Exclude the pictures and reproduce the remaining data exactly as written.

(Interface dataset entries)
= Beginning of Section =

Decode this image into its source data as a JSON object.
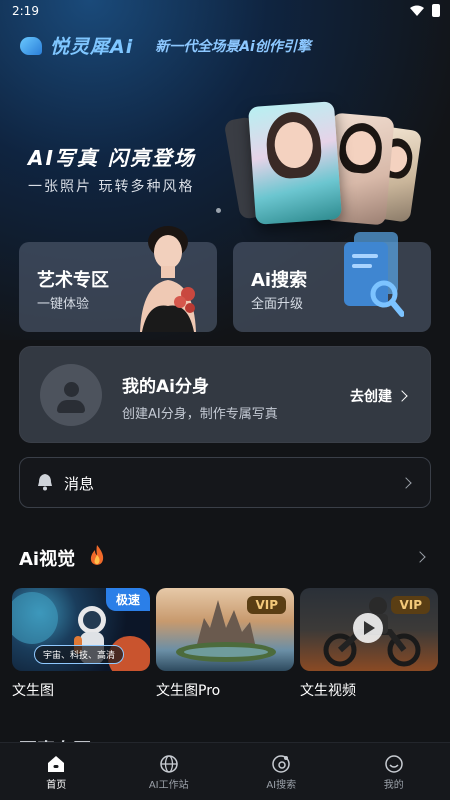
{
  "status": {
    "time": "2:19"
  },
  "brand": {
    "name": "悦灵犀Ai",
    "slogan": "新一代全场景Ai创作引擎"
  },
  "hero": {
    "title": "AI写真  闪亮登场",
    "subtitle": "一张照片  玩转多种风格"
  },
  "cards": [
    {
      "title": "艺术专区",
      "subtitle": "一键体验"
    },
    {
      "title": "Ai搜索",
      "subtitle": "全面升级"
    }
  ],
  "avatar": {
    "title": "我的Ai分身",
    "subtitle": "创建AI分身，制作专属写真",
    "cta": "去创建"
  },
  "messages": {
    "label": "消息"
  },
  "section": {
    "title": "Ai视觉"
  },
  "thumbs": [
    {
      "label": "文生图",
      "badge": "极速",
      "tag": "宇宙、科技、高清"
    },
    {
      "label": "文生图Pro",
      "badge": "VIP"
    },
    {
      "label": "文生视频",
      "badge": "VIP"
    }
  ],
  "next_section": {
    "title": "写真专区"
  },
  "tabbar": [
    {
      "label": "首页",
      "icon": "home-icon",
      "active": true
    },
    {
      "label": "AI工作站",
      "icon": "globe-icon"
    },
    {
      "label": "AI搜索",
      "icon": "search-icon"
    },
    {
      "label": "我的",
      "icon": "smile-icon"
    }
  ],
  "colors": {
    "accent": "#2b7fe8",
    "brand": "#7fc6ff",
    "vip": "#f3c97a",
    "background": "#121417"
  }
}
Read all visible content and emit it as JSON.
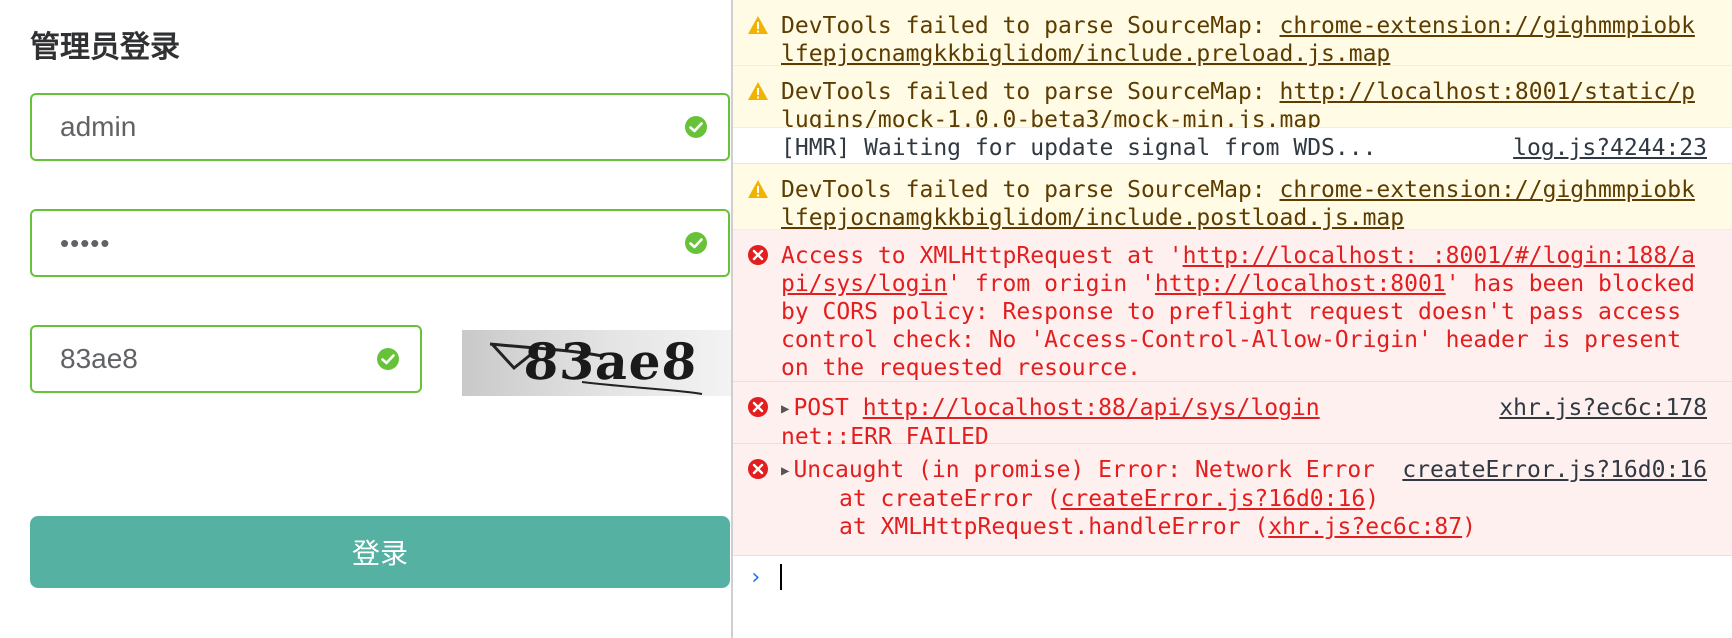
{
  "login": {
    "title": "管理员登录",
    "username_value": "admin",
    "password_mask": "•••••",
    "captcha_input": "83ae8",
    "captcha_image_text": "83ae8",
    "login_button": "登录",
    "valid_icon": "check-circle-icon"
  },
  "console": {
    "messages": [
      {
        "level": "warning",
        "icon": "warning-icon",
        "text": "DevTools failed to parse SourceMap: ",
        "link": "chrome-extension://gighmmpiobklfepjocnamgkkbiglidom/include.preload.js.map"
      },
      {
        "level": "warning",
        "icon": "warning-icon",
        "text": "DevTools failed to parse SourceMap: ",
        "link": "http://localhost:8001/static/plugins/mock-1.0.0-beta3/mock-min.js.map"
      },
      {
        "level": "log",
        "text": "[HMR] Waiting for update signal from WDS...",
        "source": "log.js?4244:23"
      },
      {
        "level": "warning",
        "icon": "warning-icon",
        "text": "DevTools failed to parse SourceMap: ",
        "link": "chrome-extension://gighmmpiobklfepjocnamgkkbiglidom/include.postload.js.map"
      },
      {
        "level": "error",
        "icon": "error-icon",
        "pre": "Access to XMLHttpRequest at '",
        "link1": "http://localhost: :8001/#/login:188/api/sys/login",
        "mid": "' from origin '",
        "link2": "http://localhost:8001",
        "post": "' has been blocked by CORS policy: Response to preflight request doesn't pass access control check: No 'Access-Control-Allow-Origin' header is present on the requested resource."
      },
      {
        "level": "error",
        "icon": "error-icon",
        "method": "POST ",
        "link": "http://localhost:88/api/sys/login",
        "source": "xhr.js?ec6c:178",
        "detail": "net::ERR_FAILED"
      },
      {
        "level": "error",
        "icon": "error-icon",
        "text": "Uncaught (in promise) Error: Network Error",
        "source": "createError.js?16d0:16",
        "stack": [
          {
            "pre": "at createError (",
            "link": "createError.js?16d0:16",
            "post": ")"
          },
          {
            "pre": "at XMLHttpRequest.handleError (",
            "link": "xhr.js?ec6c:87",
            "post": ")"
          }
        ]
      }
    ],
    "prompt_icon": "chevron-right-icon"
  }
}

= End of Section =

| ANSWER TO THE EXERCISE |
Decode this image into its source data as a JSON object.
{
  "status": {
    "time": "2:19"
  },
  "brand": {
    "name": "悦灵犀Ai",
    "slogan": "新一代全场景Ai创作引擎"
  },
  "hero": {
    "title": "AI写真  闪亮登场",
    "subtitle": "一张照片  玩转多种风格"
  },
  "cards": [
    {
      "title": "艺术专区",
      "subtitle": "一键体验"
    },
    {
      "title": "Ai搜索",
      "subtitle": "全面升级"
    }
  ],
  "avatar": {
    "title": "我的Ai分身",
    "subtitle": "创建AI分身，制作专属写真",
    "cta": "去创建"
  },
  "messages": {
    "label": "消息"
  },
  "section": {
    "title": "Ai视觉"
  },
  "thumbs": [
    {
      "label": "文生图",
      "badge": "极速",
      "tag": "宇宙、科技、高清"
    },
    {
      "label": "文生图Pro",
      "badge": "VIP"
    },
    {
      "label": "文生视频",
      "badge": "VIP"
    }
  ],
  "next_section": {
    "title": "写真专区"
  },
  "tabbar": [
    {
      "label": "首页",
      "icon": "home-icon",
      "active": true
    },
    {
      "label": "AI工作站",
      "icon": "globe-icon"
    },
    {
      "label": "AI搜索",
      "icon": "search-icon"
    },
    {
      "label": "我的",
      "icon": "smile-icon"
    }
  ],
  "colors": {
    "accent": "#2b7fe8",
    "brand": "#7fc6ff",
    "vip": "#f3c97a",
    "background": "#121417"
  }
}
Read all visible content and emit it as JSON.
{
  "login": {
    "title": "管理员登录",
    "username_value": "admin",
    "password_mask": "•••••",
    "captcha_input": "83ae8",
    "captcha_image_text": "83ae8",
    "login_button": "登录",
    "valid_icon": "check-circle-icon"
  },
  "console": {
    "messages": [
      {
        "level": "warning",
        "icon": "warning-icon",
        "text": "DevTools failed to parse SourceMap: ",
        "link": "chrome-extension://gighmmpiobklfepjocnamgkkbiglidom/include.preload.js.map"
      },
      {
        "level": "warning",
        "icon": "warning-icon",
        "text": "DevTools failed to parse SourceMap: ",
        "link": "http://localhost:8001/static/plugins/mock-1.0.0-beta3/mock-min.js.map"
      },
      {
        "level": "log",
        "text": "[HMR] Waiting for update signal from WDS...",
        "source": "log.js?4244:23"
      },
      {
        "level": "warning",
        "icon": "warning-icon",
        "text": "DevTools failed to parse SourceMap: ",
        "link": "chrome-extension://gighmmpiobklfepjocnamgkkbiglidom/include.postload.js.map"
      },
      {
        "level": "error",
        "icon": "error-icon",
        "pre": "Access to XMLHttpRequest at '",
        "link1": "http://localhost: :8001/#/login:188/api/sys/login",
        "mid": "' from origin '",
        "link2": "http://localhost:8001",
        "post": "' has been blocked by CORS policy: Response to preflight request doesn't pass access control check: No 'Access-Control-Allow-Origin' header is present on the requested resource."
      },
      {
        "level": "error",
        "icon": "error-icon",
        "method": "POST ",
        "link": "http://localhost:88/api/sys/login",
        "source": "xhr.js?ec6c:178",
        "detail": "net::ERR_FAILED"
      },
      {
        "level": "error",
        "icon": "error-icon",
        "text": "Uncaught (in promise) Error: Network Error",
        "source": "createError.js?16d0:16",
        "stack": [
          {
            "pre": "at createError (",
            "link": "createError.js?16d0:16",
            "post": ")"
          },
          {
            "pre": "at XMLHttpRequest.handleError (",
            "link": "xhr.js?ec6c:87",
            "post": ")"
          }
        ]
      }
    ],
    "prompt_icon": "chevron-right-icon"
  }
}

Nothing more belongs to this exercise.